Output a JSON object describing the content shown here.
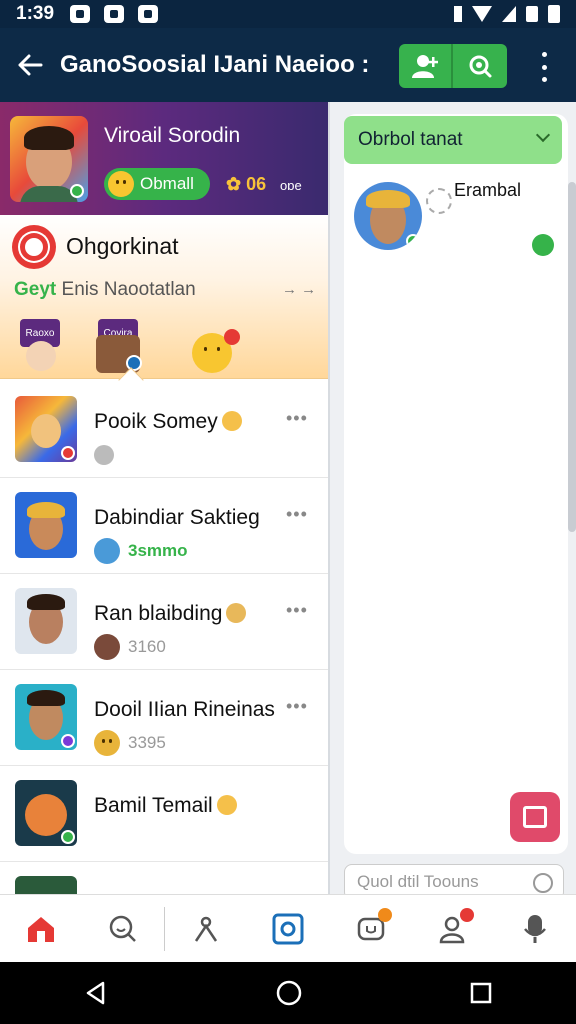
{
  "status": {
    "time": "1:39"
  },
  "appbar": {
    "title": "GanoSoosial IJani Naeioo :"
  },
  "profile": {
    "name": "Viroail Sorodin",
    "pill_label": "Obmall",
    "count": "06",
    "extra": "oɒe"
  },
  "org": {
    "title": "Ohgorkinat",
    "subtitle_accent": "Geyt",
    "subtitle": "Enis Naootatlan",
    "arrow": "→ →",
    "mini_label_1": "Raoxo",
    "mini_label_2": "Covira"
  },
  "chats": [
    {
      "name": "Pooik Somey",
      "sub": ""
    },
    {
      "name": "Dabindiar Saktieg",
      "sub": "3smmo"
    },
    {
      "name": "Ran blaibding",
      "sub": "3160"
    },
    {
      "name": "Dooil IIian Rineinas",
      "sub": "3395"
    },
    {
      "name": "Bamil Temail",
      "sub": ""
    }
  ],
  "chat_more": "•••",
  "right": {
    "select_label": "Obrbol tanat",
    "contact_name": "Erambal",
    "input_placeholder": "Quol dtil Toouns"
  },
  "colors": {
    "primary": "#0d2a47",
    "accent_green": "#36b34a",
    "fab_pink": "#e04a6a",
    "active_nav": "#1b6fb8"
  },
  "nav": [
    "home-icon",
    "search-icon",
    "tools-icon",
    "camera-icon",
    "chat-icon",
    "people-icon",
    "mic-icon"
  ]
}
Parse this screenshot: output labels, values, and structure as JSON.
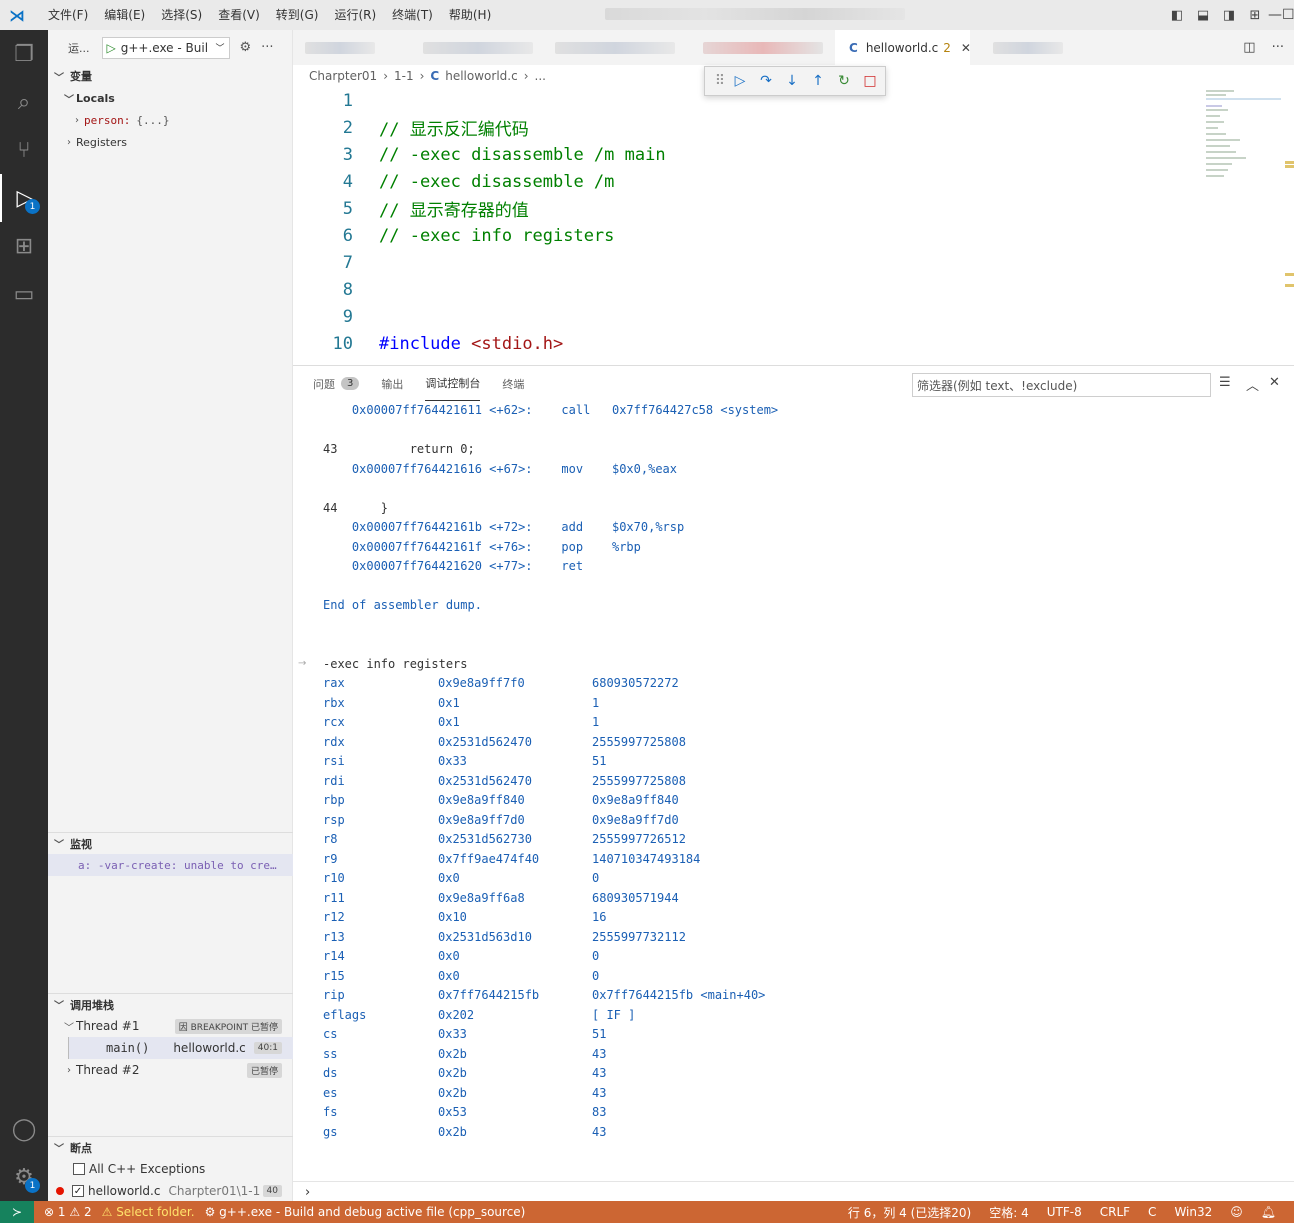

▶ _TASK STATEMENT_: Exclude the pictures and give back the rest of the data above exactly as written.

▶ _RESPONSE TO THE EXERCISE_:
Output a JSON object describing the content shown here.
{
  "status": {
    "time": "1:39"
  },
  "appbar": {
    "title": "GanoSoosial IJani Naeioo :"
  },
  "profile": {
    "name": "Viroail Sorodin",
    "pill_label": "Obmall",
    "count": "06",
    "extra": "oɒe"
  },
  "org": {
    "title": "Ohgorkinat",
    "subtitle_accent": "Geyt",
    "subtitle": "Enis Naootatlan",
    "arrow": "→ →",
    "mini_label_1": "Raoxo",
    "mini_label_2": "Covira"
  },
  "chats": [
    {
      "name": "Pooik Somey",
      "sub": ""
    },
    {
      "name": "Dabindiar Saktieg",
      "sub": "3smmo"
    },
    {
      "name": "Ran blaibding",
      "sub": "3160"
    },
    {
      "name": "Dooil IIian Rineinas",
      "sub": "3395"
    },
    {
      "name": "Bamil Temail",
      "sub": ""
    }
  ],
  "chat_more": "•••",
  "right": {
    "select_label": "Obrbol tanat",
    "contact_name": "Erambal",
    "input_placeholder": "Quol dtil Toouns"
  },
  "colors": {
    "primary": "#0d2a47",
    "accent_green": "#36b34a",
    "fab_pink": "#e04a6a",
    "active_nav": "#1b6fb8"
  },
  "nav": [
    "home-icon",
    "search-icon",
    "tools-icon",
    "camera-icon",
    "chat-icon",
    "people-icon",
    "mic-icon"
  ]
}
Parse this screenshot: output labels, values, and structure as JSON.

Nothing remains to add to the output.